Paule Vézelay was a British artist who became an active member of the Parisian avant-garde, and an innovative abstract artist. She was a member of the group Abstraction-Création and exhibited in several significant exhibitions of non-figurative art in Europe in the 1930s.
In The Dictionary of Abstract Painting, Michel Seuphor wrote that “few artists illustrate as well as Paule Vézelay the many-sidedness of art. She has practised painting, sculpture, collages, compositions with stretched strings, drawings, engraving.
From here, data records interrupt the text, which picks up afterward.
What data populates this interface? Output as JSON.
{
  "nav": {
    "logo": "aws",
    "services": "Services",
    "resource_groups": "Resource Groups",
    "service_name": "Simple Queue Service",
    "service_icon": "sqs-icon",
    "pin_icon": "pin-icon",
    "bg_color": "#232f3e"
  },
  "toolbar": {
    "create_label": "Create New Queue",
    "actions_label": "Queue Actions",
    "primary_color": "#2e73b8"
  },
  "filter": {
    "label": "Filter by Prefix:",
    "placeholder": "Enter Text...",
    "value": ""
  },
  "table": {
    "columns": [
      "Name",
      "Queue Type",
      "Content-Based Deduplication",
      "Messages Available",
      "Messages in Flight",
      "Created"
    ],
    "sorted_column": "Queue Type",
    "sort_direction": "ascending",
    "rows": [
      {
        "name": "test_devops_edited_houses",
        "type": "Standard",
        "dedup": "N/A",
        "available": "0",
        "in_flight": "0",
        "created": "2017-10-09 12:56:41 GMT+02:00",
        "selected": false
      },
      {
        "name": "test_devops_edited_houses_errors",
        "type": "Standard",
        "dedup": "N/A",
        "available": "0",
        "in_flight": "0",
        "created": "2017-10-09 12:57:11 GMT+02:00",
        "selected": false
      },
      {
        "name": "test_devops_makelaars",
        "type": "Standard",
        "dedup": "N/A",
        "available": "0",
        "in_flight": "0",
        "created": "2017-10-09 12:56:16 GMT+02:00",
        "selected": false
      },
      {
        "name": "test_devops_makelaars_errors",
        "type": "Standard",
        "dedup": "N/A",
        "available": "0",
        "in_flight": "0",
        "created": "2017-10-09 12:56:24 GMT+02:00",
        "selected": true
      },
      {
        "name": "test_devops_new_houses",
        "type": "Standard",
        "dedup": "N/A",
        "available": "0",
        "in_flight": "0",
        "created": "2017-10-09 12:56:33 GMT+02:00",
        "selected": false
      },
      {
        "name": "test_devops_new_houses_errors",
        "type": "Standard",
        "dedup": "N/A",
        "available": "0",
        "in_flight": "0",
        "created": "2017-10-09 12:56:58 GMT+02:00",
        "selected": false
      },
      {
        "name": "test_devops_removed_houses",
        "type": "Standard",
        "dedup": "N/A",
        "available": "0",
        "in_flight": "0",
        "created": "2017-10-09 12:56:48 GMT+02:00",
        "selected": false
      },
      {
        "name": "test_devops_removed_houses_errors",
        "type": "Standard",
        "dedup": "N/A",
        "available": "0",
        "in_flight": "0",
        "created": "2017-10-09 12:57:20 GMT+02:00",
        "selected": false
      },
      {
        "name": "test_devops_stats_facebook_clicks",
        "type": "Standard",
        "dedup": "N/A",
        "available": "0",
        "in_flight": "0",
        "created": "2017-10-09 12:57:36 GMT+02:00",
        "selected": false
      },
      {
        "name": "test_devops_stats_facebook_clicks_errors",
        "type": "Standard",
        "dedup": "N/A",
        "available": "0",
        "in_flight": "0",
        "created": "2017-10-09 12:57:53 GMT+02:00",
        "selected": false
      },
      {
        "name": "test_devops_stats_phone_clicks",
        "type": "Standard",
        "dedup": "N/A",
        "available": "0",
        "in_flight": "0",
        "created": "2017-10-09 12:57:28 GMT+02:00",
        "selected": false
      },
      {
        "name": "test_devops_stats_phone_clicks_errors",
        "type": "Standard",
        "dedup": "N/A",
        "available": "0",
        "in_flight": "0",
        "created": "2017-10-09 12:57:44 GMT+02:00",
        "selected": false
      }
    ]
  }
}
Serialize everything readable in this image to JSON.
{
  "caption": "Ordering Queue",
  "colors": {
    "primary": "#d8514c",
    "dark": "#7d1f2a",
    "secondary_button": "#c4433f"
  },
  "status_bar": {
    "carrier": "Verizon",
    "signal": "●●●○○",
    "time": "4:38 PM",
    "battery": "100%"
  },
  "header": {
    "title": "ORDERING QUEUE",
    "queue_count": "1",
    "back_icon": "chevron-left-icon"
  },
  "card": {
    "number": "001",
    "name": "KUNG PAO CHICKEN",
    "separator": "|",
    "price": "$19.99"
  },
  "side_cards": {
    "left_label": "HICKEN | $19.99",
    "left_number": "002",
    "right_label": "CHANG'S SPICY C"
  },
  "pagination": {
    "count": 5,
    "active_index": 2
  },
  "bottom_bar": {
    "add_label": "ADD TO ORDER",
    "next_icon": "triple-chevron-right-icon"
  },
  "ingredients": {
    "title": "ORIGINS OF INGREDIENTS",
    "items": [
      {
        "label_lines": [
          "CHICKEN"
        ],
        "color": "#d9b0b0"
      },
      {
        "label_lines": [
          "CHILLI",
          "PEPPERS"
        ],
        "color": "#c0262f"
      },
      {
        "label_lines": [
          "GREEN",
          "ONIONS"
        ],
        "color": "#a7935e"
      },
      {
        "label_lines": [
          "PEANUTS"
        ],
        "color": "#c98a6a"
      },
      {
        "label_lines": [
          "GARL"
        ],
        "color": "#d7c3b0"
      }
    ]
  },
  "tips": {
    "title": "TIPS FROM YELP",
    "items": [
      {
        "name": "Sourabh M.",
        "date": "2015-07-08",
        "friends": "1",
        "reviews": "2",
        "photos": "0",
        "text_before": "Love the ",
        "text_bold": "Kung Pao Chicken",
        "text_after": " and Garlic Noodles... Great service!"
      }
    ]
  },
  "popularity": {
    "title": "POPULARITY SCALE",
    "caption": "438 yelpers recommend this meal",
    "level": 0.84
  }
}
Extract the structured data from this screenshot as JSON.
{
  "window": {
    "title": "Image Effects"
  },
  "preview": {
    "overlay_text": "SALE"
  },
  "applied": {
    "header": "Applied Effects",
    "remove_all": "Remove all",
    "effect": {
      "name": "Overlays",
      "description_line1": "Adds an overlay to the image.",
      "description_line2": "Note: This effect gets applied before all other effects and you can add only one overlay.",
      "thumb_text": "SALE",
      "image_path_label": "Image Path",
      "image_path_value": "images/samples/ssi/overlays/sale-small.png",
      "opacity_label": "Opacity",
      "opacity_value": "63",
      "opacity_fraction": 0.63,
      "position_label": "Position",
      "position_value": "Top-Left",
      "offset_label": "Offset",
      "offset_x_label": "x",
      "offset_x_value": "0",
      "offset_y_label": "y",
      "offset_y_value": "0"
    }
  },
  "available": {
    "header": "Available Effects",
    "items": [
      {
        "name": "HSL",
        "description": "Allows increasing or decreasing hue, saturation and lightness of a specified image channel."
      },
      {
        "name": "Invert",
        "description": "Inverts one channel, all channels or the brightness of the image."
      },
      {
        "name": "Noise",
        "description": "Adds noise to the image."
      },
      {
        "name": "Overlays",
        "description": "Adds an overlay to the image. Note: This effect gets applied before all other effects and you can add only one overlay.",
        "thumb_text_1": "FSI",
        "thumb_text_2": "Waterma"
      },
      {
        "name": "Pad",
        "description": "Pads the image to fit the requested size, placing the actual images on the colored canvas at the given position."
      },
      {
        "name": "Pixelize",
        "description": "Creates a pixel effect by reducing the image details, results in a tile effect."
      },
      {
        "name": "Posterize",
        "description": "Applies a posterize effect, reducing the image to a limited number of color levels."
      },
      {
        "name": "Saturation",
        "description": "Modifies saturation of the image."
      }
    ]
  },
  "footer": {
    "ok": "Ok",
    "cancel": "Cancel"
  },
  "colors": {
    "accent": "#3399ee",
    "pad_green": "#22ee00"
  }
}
Her work has a discreet charm and elegant purity.” Her series of thread and wire constructions, the Lines in Space that she began in 1935, are acknowledged by Seuphor as “a completely original and independent conception”. The British artist, Paul Nash, wrote in 1936 that Vézelay “contributed steadily to the modern movement.”
After moving to France and adopting the name Paule Vézelay, she lived for several years with the Surrealist artist André Masson, and mixed with many of the most significant artists of pre-war Paris including Kandinsky, Miro, Mondrian, Jean Arp and Sophie Tauber-Arp.
Vézelay’s early work was figurative, but apart from her Surrealist-inspired works from the 1930s and her wartime drawings, she was one of the first British artists to commit totally to the abstract movement. In 1939 Vézelay returned to England, but continued to exhibit regularly in France after the war. In England, she almost disappeared from public view until the Tate Gallery retrospective exhibition of her work in 1983. England & Co have represented the Estate of Paule Vézelay since 1988, and her work is represented in museum and public collections in Britain and abroad.